◆ TRY IT
Whenever the word "Port" shows up in a line of the data, copy that line.

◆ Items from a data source
========
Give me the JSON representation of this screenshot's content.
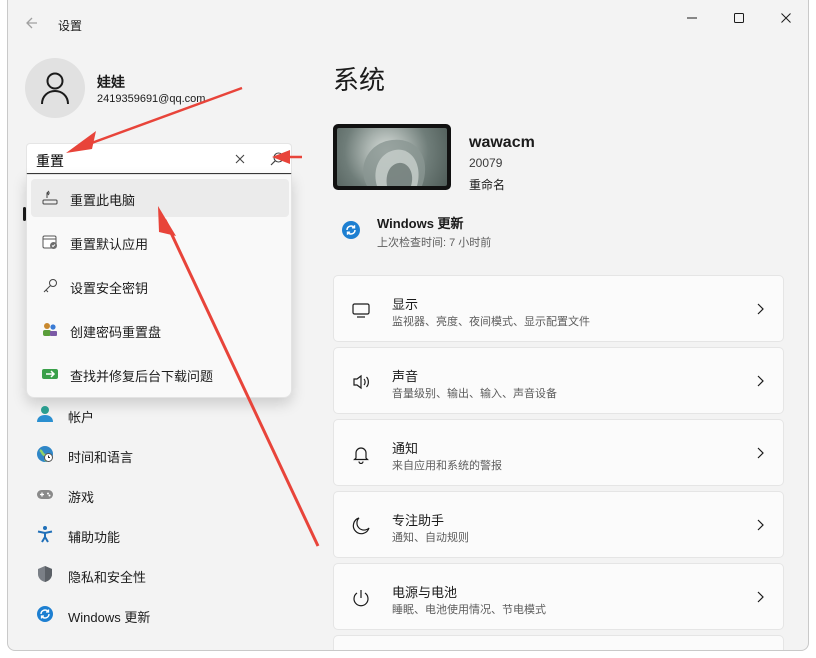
{
  "window": {
    "title": "设置",
    "controls": {
      "minimize_icon": "minimize-icon",
      "maximize_icon": "maximize-icon",
      "close_icon": "close-icon"
    }
  },
  "profile": {
    "name": "娃娃",
    "email": "2419359691@qq.com"
  },
  "search": {
    "value": "重置",
    "results": [
      {
        "label": "重置此电脑",
        "icon": "reset-pc-icon"
      },
      {
        "label": "重置默认应用",
        "icon": "default-apps-icon"
      },
      {
        "label": "设置安全密钥",
        "icon": "key-icon"
      },
      {
        "label": "创建密码重置盘",
        "icon": "password-reset-disk-icon"
      },
      {
        "label": "查找并修复后台下载问题",
        "icon": "download-fix-icon"
      }
    ]
  },
  "nav": {
    "items": [
      {
        "label": "帐户",
        "icon": "account-icon"
      },
      {
        "label": "时间和语言",
        "icon": "time-language-icon"
      },
      {
        "label": "游戏",
        "icon": "gaming-icon"
      },
      {
        "label": "辅助功能",
        "icon": "accessibility-icon"
      },
      {
        "label": "隐私和安全性",
        "icon": "privacy-shield-icon"
      },
      {
        "label": "Windows 更新",
        "icon": "windows-update-icon"
      }
    ]
  },
  "main": {
    "title": "系统",
    "device": {
      "name": "wawacm",
      "model": "20079",
      "rename": "重命名"
    },
    "windows_update": {
      "title": "Windows 更新",
      "subtitle": "上次检查时间: 7 小时前"
    },
    "cards": [
      {
        "title": "显示",
        "subtitle": "监视器、亮度、夜间模式、显示配置文件",
        "icon": "display-icon"
      },
      {
        "title": "声音",
        "subtitle": "音量级别、输出、输入、声音设备",
        "icon": "speaker-icon"
      },
      {
        "title": "通知",
        "subtitle": "来自应用和系统的警报",
        "icon": "bell-icon"
      },
      {
        "title": "专注助手",
        "subtitle": "通知、自动规则",
        "icon": "moon-icon"
      },
      {
        "title": "电源与电池",
        "subtitle": "睡眠、电池使用情况、节电模式",
        "icon": "power-icon"
      }
    ]
  },
  "colors": {
    "accent": "#0067c0",
    "arrow": "#e8443a",
    "background": "#f3f3f3"
  }
}
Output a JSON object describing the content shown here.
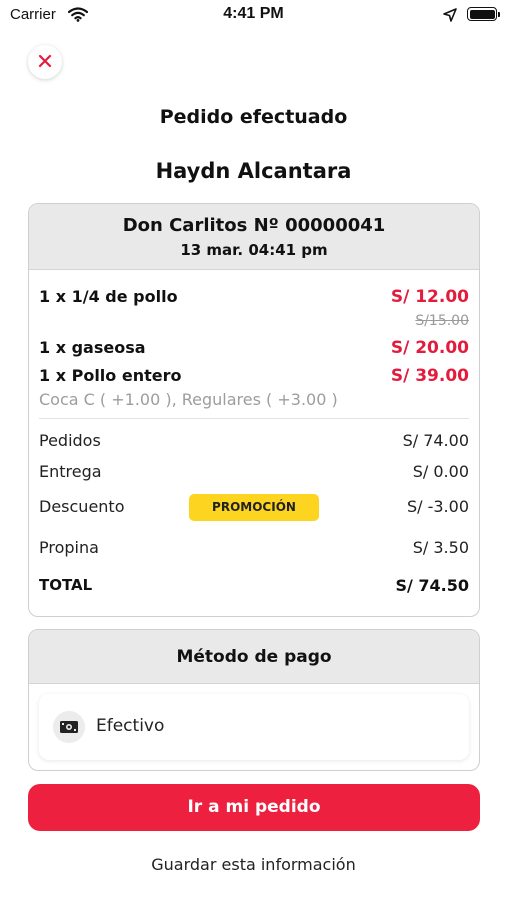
{
  "status_bar": {
    "carrier": "Carrier",
    "time": "4:41 PM",
    "icons": [
      "wifi-icon",
      "location-arrow-icon",
      "battery-icon"
    ]
  },
  "header": {
    "close_icon": "close-icon",
    "title": "Pedido efectuado",
    "customer_name": "Haydn Alcantara"
  },
  "order": {
    "store": "Don Carlitos Nº 00000041",
    "datetime": "13 mar. 04:41 pm",
    "items": [
      {
        "label": "1 x 1/4 de pollo",
        "price": "S/ 12.00",
        "original_price": "S/15.00"
      },
      {
        "label": "1 x gaseosa",
        "price": "S/ 20.00"
      },
      {
        "label": "1 x Pollo entero",
        "price": "S/ 39.00",
        "options": "Coca C ( +1.00 ), Regulares ( +3.00 )"
      }
    ],
    "summary": {
      "pedidos_label": "Pedidos",
      "pedidos_value": "S/ 74.00",
      "entrega_label": "Entrega",
      "entrega_value": "S/ 0.00",
      "descuento_label": "Descuento",
      "promo_badge": "PROMOCIÓN",
      "descuento_value": "S/ -3.00",
      "propina_label": "Propina",
      "propina_value": "S/ 3.50",
      "total_label": "TOTAL",
      "total_value": "S/ 74.50"
    }
  },
  "payment": {
    "title": "Método de pago",
    "method": "Efectivo",
    "method_icon": "cash-icon"
  },
  "actions": {
    "primary": "Ir a mi pedido",
    "secondary": "Guardar esta información"
  },
  "colors": {
    "accent": "#ee2040",
    "price": "#e31b3d",
    "promo": "#fdd520",
    "card_header": "#e9e9e9"
  }
}
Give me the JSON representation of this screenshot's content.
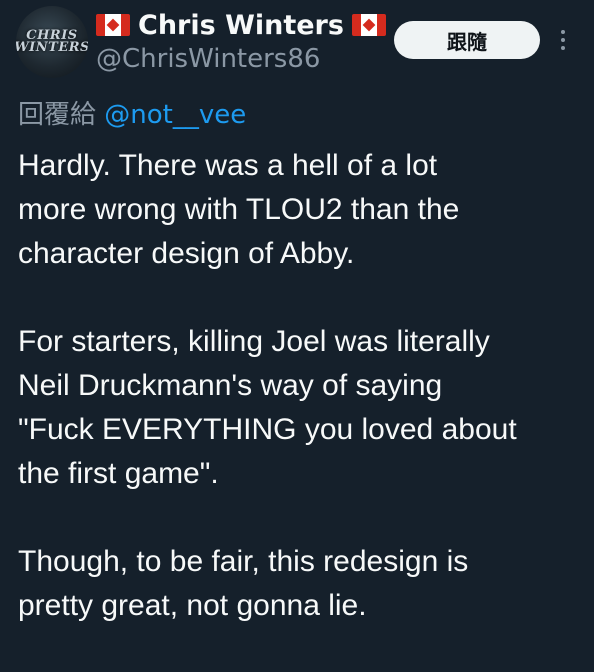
{
  "author": {
    "display_name": "Chris Winters",
    "handle": "@ChrisWinters86",
    "avatar_text": [
      "CHRIS",
      "WINTERS"
    ]
  },
  "follow_button": {
    "label": "跟隨"
  },
  "reply_context": {
    "prefix": "回覆給",
    "mention": "@not__vee"
  },
  "tweet": {
    "paragraphs": [
      {
        "lines": [
          "Hardly. There was a hell of a lot",
          "more wrong with TLOU2 than the",
          "character design of Abby."
        ]
      },
      {
        "lines": [
          "For starters, killing Joel was literally",
          "Neil Druckmann's way of saying",
          "\"Fuck EVERYTHING you loved about",
          "the first game\"."
        ]
      },
      {
        "lines": [
          "Though, to be fair, this redesign is",
          "pretty great, not gonna lie."
        ]
      }
    ]
  },
  "colors": {
    "background": "#15202b",
    "text_primary": "#f7f9f9",
    "text_secondary": "#8b98a5",
    "accent": "#1d9bf0",
    "follow_button_bg": "#eff3f4"
  },
  "icons": {
    "flag": "canada-flag-icon",
    "more": "more-dots-icon"
  }
}
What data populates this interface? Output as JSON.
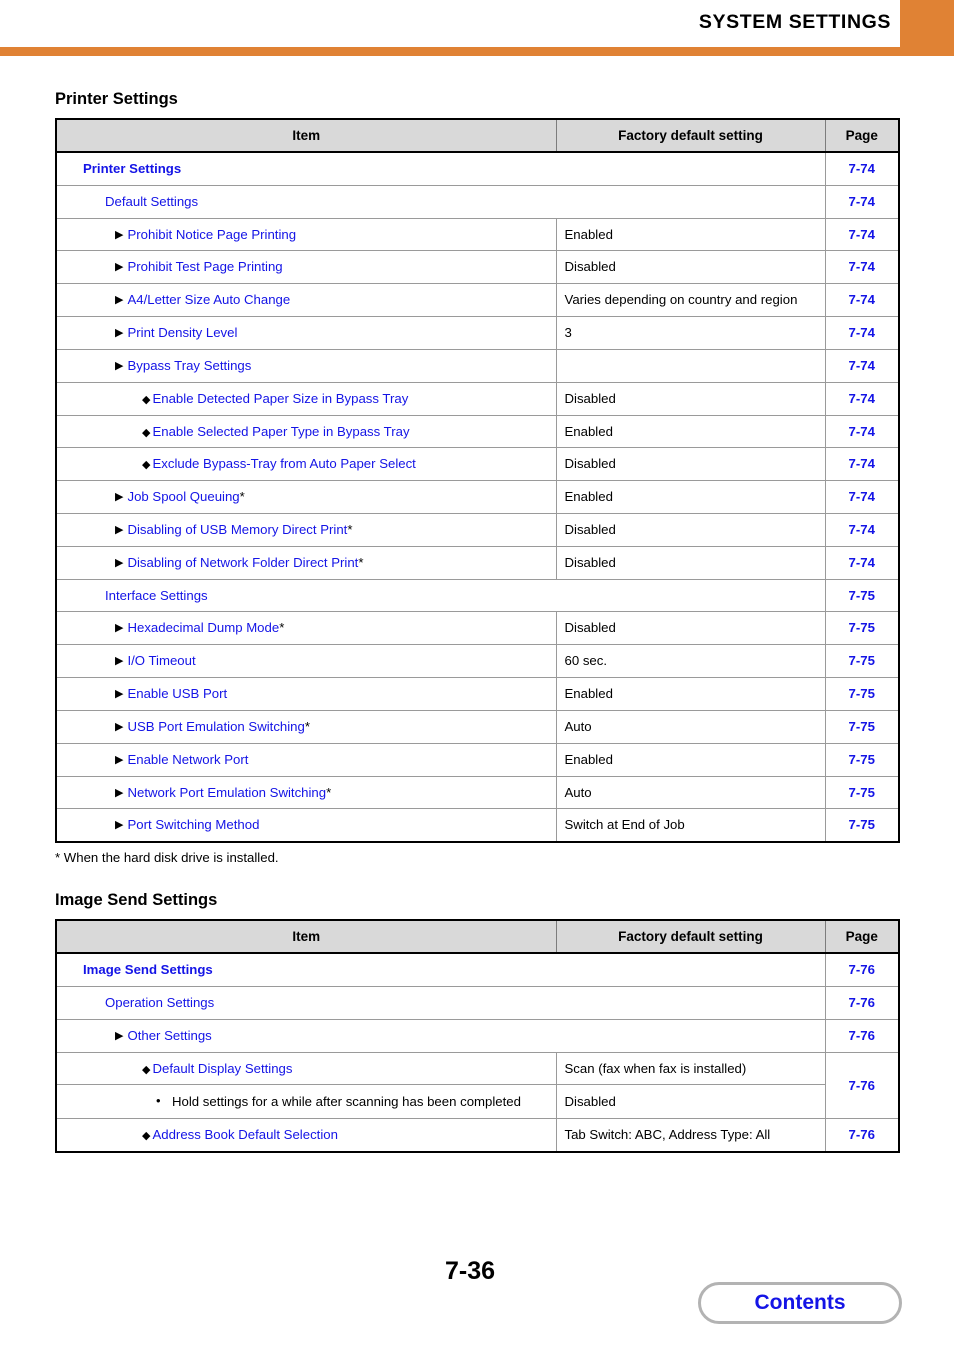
{
  "header": {
    "title": "SYSTEM SETTINGS",
    "accent_color": "#e08234"
  },
  "link_color": "#1414e6",
  "columns": {
    "item": "Item",
    "default": "Factory default setting",
    "page": "Page"
  },
  "printer_section": {
    "title": "Printer Settings",
    "footnote": "*  When the hard disk drive is installed.",
    "rows": [
      {
        "level": 1,
        "label": "Printer Settings",
        "star": "",
        "value": null,
        "page": "7-74"
      },
      {
        "level": 2,
        "label": "Default Settings",
        "star": "",
        "value": null,
        "page": "7-74"
      },
      {
        "level": 3,
        "label": "Prohibit Notice Page Printing",
        "star": "",
        "value": "Enabled",
        "page": "7-74"
      },
      {
        "level": 3,
        "label": "Prohibit Test Page Printing",
        "star": "",
        "value": "Disabled",
        "page": "7-74"
      },
      {
        "level": 3,
        "label": "A4/Letter Size Auto Change",
        "star": "",
        "value": "Varies depending on country and region",
        "page": "7-74"
      },
      {
        "level": 3,
        "label": "Print Density Level",
        "star": "",
        "value": "3",
        "page": "7-74"
      },
      {
        "level": 3,
        "label": "Bypass Tray Settings",
        "star": "",
        "value": "",
        "page": "7-74"
      },
      {
        "level": 4,
        "label": "Enable Detected Paper Size in Bypass Tray",
        "star": "",
        "value": "Disabled",
        "page": "7-74"
      },
      {
        "level": 4,
        "label": "Enable Selected Paper Type in Bypass Tray",
        "star": "",
        "value": "Enabled",
        "page": "7-74"
      },
      {
        "level": 4,
        "label": "Exclude Bypass-Tray from Auto Paper Select",
        "star": "",
        "value": "Disabled",
        "page": "7-74"
      },
      {
        "level": 3,
        "label": "Job Spool Queuing",
        "star": "*",
        "value": "Enabled",
        "page": "7-74"
      },
      {
        "level": 3,
        "label": "Disabling of USB Memory Direct Print",
        "star": "*",
        "value": "Disabled",
        "page": "7-74"
      },
      {
        "level": 3,
        "label": "Disabling of Network Folder Direct Print",
        "star": "*",
        "value": "Disabled",
        "page": "7-74"
      },
      {
        "level": 2,
        "label": "Interface Settings",
        "star": "",
        "value": null,
        "page": "7-75"
      },
      {
        "level": 3,
        "label": "Hexadecimal Dump Mode",
        "star": "*",
        "value": "Disabled",
        "page": "7-75"
      },
      {
        "level": 3,
        "label": "I/O Timeout",
        "star": "",
        "value": "60 sec.",
        "page": "7-75"
      },
      {
        "level": 3,
        "label": "Enable USB Port",
        "star": "",
        "value": "Enabled",
        "page": "7-75"
      },
      {
        "level": 3,
        "label": "USB Port Emulation Switching",
        "star": "*",
        "value": "Auto",
        "page": "7-75"
      },
      {
        "level": 3,
        "label": "Enable Network Port",
        "star": "",
        "value": "Enabled",
        "page": "7-75"
      },
      {
        "level": 3,
        "label": "Network Port Emulation Switching",
        "star": "*",
        "value": "Auto",
        "page": "7-75"
      },
      {
        "level": 3,
        "label": "Port Switching Method",
        "star": "",
        "value": "Switch at End of Job",
        "page": "7-75"
      }
    ]
  },
  "image_send_section": {
    "title": "Image Send Settings",
    "rows": [
      {
        "level": 1,
        "label": "Image Send Settings",
        "star": "",
        "value": null,
        "page": "7-76"
      },
      {
        "level": 2,
        "label": "Operation Settings",
        "star": "",
        "value": null,
        "page": "7-76"
      },
      {
        "level": 3,
        "label": "Other Settings",
        "star": "",
        "value": null,
        "page": "7-76"
      },
      {
        "level": 4,
        "label": "Default Display Settings",
        "star": "",
        "value": "Scan (fax when fax is installed)",
        "page": "7-76",
        "page_rowspan": 2
      },
      {
        "level": 5,
        "label": "Hold settings for a while after scanning has been completed",
        "star": "",
        "value": "Disabled",
        "page": null
      },
      {
        "level": 4,
        "label": "Address Book Default Selection",
        "star": "",
        "value": "Tab Switch: ABC, Address Type: All",
        "page": "7-76"
      }
    ]
  },
  "footer": {
    "page_number": "7-36",
    "contents_label": "Contents"
  }
}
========
◆ OUTPUT OF THE TASK
        "label": "Enable USB Port",
        "label": "USB Port Emulation Switching",
        "label": "Enable Network Port",
        "label": "Network Port Emulation Switching",
        "label": "Port Switching Method",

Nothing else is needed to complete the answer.